### What this task involves
Within the data that follows, how many lines carry the string "background"? Give the number alone.

Stored records:
━━━━━━━━

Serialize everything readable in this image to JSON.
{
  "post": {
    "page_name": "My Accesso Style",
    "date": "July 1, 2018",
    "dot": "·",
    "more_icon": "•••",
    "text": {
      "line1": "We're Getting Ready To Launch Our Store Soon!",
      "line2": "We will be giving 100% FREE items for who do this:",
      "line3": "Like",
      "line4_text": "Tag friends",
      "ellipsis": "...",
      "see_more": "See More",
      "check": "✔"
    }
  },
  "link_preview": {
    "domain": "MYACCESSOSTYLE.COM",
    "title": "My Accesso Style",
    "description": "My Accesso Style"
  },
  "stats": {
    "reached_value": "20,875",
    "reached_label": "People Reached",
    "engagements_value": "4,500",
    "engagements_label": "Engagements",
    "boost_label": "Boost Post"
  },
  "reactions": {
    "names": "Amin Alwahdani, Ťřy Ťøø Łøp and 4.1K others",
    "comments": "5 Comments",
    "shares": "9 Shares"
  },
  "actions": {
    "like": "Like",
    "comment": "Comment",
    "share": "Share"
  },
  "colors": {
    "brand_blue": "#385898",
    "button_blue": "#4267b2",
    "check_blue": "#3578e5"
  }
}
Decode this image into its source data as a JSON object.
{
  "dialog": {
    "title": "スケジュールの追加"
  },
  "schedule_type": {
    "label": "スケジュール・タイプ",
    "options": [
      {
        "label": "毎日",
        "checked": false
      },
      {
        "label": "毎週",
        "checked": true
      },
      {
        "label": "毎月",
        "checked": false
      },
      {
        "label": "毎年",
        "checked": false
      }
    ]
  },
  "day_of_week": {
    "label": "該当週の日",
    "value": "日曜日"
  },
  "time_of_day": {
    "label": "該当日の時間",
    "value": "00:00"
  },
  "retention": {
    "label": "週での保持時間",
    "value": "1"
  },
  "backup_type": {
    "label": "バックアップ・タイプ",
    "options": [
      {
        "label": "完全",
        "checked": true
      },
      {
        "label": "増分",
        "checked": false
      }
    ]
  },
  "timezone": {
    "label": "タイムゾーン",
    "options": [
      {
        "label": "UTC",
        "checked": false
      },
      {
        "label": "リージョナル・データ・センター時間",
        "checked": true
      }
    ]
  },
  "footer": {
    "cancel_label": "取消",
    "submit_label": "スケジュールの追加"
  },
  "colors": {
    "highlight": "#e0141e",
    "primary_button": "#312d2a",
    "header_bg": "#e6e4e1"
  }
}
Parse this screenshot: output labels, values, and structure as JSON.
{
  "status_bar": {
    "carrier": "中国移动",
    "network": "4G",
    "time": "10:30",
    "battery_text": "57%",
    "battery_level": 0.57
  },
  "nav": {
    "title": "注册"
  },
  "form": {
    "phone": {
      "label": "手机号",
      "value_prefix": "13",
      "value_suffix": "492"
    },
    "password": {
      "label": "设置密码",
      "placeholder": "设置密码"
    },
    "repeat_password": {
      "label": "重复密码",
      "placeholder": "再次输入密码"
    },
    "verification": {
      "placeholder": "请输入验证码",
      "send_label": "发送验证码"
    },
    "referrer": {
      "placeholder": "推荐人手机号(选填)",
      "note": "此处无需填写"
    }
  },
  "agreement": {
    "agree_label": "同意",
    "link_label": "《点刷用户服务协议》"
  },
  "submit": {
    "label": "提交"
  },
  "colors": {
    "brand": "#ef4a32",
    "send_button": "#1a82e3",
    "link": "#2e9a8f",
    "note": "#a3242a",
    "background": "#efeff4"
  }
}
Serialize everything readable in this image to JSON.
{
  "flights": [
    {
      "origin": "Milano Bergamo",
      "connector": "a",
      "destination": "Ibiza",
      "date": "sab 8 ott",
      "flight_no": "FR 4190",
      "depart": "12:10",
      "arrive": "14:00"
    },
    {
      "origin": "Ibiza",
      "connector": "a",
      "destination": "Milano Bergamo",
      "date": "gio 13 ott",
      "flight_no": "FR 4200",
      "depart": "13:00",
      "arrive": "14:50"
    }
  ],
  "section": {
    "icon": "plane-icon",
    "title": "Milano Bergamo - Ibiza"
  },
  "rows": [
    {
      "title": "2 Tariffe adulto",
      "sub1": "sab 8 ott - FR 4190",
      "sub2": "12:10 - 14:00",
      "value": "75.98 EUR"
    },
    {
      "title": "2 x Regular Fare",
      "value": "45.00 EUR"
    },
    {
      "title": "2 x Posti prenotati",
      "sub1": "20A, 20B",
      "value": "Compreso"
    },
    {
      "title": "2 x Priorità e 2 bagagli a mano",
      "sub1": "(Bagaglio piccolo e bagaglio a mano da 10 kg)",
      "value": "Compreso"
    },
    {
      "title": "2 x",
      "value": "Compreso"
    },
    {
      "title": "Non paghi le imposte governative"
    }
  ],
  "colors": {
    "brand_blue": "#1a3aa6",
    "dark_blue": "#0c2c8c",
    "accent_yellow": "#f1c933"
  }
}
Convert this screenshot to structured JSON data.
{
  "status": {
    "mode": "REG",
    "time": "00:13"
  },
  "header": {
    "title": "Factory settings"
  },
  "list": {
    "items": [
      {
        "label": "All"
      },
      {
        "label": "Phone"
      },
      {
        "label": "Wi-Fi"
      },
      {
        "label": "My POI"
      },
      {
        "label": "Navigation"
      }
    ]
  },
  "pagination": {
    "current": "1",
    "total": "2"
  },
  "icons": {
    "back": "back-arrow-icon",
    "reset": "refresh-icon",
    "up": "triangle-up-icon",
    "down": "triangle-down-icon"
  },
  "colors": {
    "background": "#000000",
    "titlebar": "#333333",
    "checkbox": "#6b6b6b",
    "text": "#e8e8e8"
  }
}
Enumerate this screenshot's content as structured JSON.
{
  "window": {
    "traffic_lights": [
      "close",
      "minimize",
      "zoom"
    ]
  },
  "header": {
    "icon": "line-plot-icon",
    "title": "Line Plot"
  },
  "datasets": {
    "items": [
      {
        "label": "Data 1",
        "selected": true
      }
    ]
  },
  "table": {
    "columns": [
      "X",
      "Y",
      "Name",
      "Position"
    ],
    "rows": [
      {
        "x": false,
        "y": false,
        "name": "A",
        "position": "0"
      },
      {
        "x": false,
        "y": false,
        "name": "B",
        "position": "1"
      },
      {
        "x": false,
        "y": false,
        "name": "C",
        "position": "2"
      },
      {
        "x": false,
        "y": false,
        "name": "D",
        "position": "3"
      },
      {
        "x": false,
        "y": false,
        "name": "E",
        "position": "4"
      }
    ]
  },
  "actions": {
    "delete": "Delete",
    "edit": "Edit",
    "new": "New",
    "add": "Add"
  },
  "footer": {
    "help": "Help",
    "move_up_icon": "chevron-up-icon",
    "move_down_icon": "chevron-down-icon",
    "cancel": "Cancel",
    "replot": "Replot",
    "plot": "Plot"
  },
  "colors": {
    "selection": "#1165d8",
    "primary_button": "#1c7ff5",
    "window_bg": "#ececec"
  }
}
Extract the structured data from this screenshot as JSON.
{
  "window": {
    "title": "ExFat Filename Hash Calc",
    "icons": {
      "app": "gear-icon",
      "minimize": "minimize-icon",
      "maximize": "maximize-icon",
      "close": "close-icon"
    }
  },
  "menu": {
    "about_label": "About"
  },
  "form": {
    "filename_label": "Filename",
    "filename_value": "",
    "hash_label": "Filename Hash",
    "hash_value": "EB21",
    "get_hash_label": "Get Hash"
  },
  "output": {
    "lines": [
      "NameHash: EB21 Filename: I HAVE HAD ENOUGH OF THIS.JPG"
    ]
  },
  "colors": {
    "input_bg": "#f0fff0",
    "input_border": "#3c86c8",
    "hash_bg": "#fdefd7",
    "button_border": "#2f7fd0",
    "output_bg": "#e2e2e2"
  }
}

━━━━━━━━

### Your solution
2